_by Bob Marshall
If there’s one word waterfowlers and others concerned about wetlands should keep in mind in the weeks ahead it’s this: Buster.
As in Swampbuster and Sodbuster–two programs in The Farm Bill that are critical to preserving some of the nation’s most important waterfowl wetlands habitat. And both are at some serious risk as Congress continues to consider reauthorization of the Farm Bill.
Sodbuster, which dates to 1985, seeks to prevent landowners from plowing grasslands that have remained intact for at least 20 years by costing them eligibility to some or all farm assistance payments. The original goal was to prevent plowing of highly erodible lands from adding to the high environmental cost of erosion, which impacts everything from floods to water and air quality. But the practice also aids wildlife by helping preserve the last reserves of native grass prairies–highly important as nesting cover for waterfowl.
Swampbuster, also dating to 1985, seeks to keep wetlands from being converted to crops as well as to restore wetlands that were converted to crops. Sanctions have been tough, as the program’s language explains: “If Swampbuster is violated, USDA farm program benefits may be lost. If participants produce a crop on a converted wetland, they may lose benefits for that year. If participants convert a wetland after November 28, 1990, they risk loss of benefits for the year the conversion took place, and for the years that follow until the wetland’s functions and values are restored.”
Unfortunately, those programs now face serious threats.
There are some forces in congress opposed to government regulations that tell land owners how to use their property, especially when crop commodity prices have remained strong during the economic downturn.
And there is a push to have penalties for non-compliance of conservation measures tied to crop insurance subsidies rather than other traditional agricultural payments, such as those that help protect farmers form the vagaries of the market.
The Senate version of the Farm Bill that moved out of committee last week included a Sodbuster provision, but would reduce penalties to no more than half of a landowners subsidies, and only those linked to crop insurance. Swamp Buster is facing equally serious challenges in both houses.
Both programs have been hailed by Delta Waterfowl and Ducks Unlimited as essential to preserving the wetlands base on the prairies that produce most of the ducks hunters see each fall.
According to John Devney, head of Delta Waterfowl’s U.S. operations, the U.S. Fish and Wildlife Service contends that “Swampbuster is the sole protection for 69.2 percent of high-risk wetlands in key areas of the U.S. Prairie Pothole Region. Those wetlands support approximately 60 percent of the breeding pairs in this area.”

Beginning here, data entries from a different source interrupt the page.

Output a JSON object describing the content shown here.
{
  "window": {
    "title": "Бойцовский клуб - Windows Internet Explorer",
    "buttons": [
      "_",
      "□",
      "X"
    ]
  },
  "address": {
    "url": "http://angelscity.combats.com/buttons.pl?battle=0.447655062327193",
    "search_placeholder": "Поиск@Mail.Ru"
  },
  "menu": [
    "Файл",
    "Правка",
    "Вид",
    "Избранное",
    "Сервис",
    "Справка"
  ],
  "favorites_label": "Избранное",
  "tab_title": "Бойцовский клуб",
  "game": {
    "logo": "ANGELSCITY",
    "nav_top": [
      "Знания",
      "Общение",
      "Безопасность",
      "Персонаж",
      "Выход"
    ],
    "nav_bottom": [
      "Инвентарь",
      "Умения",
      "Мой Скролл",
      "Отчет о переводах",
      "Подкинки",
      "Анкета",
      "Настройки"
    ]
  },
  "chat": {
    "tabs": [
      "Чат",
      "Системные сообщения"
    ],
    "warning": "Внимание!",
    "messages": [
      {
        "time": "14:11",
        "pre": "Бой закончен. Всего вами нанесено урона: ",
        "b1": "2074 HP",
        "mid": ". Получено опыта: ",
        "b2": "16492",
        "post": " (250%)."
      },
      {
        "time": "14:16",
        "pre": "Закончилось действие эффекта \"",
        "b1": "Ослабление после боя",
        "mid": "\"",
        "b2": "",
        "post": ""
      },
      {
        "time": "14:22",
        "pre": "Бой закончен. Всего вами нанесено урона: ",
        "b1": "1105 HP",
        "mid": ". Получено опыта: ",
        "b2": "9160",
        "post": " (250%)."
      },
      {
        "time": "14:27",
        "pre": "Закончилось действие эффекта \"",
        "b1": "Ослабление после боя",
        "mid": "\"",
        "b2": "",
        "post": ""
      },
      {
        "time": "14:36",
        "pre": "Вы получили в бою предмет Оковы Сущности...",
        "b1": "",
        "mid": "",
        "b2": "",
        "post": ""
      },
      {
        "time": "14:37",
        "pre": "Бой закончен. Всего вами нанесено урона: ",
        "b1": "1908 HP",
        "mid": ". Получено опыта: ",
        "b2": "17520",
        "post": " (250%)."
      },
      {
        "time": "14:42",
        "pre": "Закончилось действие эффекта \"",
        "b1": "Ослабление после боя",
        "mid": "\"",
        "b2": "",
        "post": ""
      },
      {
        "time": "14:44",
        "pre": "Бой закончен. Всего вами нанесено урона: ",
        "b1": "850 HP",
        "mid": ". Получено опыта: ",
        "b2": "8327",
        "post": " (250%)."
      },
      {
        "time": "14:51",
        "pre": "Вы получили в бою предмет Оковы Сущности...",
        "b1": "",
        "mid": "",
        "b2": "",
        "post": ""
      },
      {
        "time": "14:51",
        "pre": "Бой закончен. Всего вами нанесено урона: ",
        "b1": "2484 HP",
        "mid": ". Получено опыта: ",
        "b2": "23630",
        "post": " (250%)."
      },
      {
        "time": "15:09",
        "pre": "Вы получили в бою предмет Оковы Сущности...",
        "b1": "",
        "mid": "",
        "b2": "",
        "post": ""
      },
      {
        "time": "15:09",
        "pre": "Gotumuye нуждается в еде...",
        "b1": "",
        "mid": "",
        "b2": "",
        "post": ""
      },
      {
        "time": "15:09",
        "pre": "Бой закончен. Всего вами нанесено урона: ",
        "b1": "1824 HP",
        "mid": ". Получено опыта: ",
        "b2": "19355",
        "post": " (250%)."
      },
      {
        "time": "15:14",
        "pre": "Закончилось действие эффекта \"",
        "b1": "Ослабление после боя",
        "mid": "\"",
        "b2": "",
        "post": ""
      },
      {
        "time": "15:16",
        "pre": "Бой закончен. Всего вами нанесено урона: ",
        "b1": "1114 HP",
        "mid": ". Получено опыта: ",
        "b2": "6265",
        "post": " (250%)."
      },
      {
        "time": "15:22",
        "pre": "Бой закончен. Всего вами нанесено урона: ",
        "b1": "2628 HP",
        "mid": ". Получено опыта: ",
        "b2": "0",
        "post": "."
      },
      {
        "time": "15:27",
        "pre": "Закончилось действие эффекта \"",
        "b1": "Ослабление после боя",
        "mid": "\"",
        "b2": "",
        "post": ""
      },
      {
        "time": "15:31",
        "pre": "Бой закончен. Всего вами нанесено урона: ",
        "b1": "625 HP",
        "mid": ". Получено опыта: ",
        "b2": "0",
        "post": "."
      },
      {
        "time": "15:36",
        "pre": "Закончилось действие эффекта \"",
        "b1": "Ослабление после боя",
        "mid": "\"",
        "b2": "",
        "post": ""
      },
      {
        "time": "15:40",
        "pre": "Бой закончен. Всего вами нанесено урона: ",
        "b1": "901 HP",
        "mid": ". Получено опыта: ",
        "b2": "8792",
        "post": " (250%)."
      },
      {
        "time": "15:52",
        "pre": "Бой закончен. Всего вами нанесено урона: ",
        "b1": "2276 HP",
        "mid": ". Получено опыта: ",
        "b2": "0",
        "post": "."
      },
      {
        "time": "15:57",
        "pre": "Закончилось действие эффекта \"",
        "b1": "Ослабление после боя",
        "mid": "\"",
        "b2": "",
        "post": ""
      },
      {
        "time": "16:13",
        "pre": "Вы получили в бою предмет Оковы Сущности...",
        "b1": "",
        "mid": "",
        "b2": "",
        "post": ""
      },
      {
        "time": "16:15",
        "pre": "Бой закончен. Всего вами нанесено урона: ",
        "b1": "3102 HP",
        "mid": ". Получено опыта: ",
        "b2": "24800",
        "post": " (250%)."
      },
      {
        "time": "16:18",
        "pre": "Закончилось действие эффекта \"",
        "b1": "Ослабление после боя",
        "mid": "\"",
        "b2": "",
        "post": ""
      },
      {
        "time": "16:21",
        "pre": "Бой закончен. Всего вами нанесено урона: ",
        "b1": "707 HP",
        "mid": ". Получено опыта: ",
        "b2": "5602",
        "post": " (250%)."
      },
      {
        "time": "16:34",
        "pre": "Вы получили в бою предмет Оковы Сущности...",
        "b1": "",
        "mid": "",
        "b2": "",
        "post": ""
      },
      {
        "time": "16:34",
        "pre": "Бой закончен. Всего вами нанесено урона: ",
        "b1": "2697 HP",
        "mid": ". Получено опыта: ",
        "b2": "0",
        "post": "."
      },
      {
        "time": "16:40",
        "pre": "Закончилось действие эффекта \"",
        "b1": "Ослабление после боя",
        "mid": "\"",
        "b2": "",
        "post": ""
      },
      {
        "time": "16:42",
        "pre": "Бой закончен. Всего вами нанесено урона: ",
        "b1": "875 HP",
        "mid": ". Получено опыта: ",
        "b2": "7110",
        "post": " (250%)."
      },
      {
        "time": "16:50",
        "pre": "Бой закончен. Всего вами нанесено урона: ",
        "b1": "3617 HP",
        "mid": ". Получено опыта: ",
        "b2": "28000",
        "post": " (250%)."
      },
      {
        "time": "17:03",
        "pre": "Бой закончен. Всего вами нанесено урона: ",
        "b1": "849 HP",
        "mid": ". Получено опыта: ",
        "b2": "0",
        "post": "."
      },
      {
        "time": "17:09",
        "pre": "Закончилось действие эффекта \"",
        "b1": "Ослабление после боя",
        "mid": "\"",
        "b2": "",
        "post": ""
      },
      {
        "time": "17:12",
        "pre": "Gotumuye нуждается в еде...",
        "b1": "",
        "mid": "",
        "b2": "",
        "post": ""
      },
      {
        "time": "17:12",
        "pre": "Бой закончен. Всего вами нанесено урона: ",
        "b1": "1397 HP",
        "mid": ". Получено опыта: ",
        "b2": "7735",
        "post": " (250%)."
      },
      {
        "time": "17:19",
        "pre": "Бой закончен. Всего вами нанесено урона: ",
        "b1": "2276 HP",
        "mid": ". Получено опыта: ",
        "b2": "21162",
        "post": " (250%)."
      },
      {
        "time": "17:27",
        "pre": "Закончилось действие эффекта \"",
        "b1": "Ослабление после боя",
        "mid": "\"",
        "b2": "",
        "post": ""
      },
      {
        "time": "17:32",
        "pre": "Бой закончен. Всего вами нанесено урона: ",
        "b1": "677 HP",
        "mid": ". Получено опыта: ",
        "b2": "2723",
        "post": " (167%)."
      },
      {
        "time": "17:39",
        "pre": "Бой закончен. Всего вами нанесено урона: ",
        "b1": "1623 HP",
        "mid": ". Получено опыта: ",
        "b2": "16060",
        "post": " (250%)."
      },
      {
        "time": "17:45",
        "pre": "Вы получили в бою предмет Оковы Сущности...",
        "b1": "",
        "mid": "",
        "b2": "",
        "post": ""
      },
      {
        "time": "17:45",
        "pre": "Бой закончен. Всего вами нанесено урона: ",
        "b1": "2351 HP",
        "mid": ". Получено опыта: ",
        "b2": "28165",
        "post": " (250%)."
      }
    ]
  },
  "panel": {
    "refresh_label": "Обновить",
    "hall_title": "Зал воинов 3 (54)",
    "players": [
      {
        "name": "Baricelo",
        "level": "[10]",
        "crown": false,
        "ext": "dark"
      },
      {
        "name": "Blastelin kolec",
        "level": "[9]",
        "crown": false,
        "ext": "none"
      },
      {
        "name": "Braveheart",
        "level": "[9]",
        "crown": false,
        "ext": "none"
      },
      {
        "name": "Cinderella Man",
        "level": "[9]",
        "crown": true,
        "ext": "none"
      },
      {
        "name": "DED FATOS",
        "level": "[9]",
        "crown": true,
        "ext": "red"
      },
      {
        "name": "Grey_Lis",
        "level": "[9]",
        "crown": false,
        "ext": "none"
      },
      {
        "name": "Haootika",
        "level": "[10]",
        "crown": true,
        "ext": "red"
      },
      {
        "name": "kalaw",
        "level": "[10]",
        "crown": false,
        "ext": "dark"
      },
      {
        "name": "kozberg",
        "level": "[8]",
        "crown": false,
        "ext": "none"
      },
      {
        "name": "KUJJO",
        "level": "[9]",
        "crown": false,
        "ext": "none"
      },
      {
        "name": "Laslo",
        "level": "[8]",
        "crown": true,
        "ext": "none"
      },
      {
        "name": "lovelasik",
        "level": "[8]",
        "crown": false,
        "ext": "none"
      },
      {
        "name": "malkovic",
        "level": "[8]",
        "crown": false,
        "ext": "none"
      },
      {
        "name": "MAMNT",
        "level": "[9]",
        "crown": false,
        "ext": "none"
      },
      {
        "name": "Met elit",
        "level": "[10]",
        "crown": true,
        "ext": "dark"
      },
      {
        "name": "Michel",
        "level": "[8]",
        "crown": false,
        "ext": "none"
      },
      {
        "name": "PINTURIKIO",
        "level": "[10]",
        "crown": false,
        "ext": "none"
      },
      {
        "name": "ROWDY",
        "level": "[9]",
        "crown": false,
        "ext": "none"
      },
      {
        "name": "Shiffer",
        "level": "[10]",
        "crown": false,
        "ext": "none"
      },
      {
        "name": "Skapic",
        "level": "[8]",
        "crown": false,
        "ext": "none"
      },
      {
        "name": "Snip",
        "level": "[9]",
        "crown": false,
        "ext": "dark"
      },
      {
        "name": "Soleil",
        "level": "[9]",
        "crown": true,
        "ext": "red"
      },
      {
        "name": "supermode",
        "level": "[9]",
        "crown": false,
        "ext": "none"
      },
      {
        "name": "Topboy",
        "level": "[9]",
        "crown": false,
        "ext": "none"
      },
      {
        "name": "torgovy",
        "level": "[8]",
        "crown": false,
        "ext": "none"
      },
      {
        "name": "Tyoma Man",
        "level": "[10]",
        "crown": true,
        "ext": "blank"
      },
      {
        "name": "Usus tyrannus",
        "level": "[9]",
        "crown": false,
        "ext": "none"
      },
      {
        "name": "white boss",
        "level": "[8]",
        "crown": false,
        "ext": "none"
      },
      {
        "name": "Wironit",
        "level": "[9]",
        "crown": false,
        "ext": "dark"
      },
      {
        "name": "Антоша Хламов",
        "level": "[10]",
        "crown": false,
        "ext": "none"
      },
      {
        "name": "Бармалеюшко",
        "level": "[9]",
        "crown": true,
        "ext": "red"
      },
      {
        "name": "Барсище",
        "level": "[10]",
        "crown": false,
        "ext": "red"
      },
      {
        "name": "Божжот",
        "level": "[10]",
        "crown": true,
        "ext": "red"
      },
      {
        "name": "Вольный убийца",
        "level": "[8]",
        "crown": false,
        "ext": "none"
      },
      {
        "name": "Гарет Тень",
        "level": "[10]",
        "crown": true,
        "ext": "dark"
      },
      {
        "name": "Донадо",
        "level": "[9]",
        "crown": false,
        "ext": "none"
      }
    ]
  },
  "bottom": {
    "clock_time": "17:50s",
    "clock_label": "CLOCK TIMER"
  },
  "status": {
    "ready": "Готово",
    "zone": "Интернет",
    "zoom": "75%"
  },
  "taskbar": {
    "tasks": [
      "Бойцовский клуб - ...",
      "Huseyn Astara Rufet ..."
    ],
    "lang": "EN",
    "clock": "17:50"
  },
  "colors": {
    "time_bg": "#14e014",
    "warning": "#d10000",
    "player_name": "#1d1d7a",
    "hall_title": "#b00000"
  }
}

As Devney explained, the whole idea of conservation compliance features in the Farm Bill (as opposed to direct payments for conservation practices as in CRP), is based on the idea that a landowners getting a service from society should give something back in return.
“It’s the idea ‘if you do this for us, then we’ll do that for you,'” Devney explained. “And it’s worked really well for a long, long time.”
That’s why Devney and many other waterfowl advocates are concerned that linking penalties for non-compliance of these conservation measures only to loss of “risk management” (crop insurance) subsidies could make some programs, such as Swamp Buster, irrelevant.
“Right now, Swampbuster is only applied to traditional support programs–not to crop insurance,” Devney explained.” If crop insurance becomes the default farm safety net, Swampbuster protection will no longer be in place for wetlands. This seemingly minor change could open the door for wetland losses on an unprecedented scale in recent history.
“Simply put, the long waterfowl seasons and liberal bag limits we have enjoyed for more than a decade could vanish if Swamp Buster’s protection is rendered null and void.”
The issue gets even more complicated – and perilous – for these programs because of other battles over the Farm Bill.
“For instance, there are regional struggles within the agriculture industry that could reshape the way subsidies are paid, and that could have (unintentional) impacts on these (conservation) programs,” Devney said.
The solution: Sportsmen need to contact their congressional delegation telling them not to bust the “Busters.” You can find out how at www.contactingthecongress.org.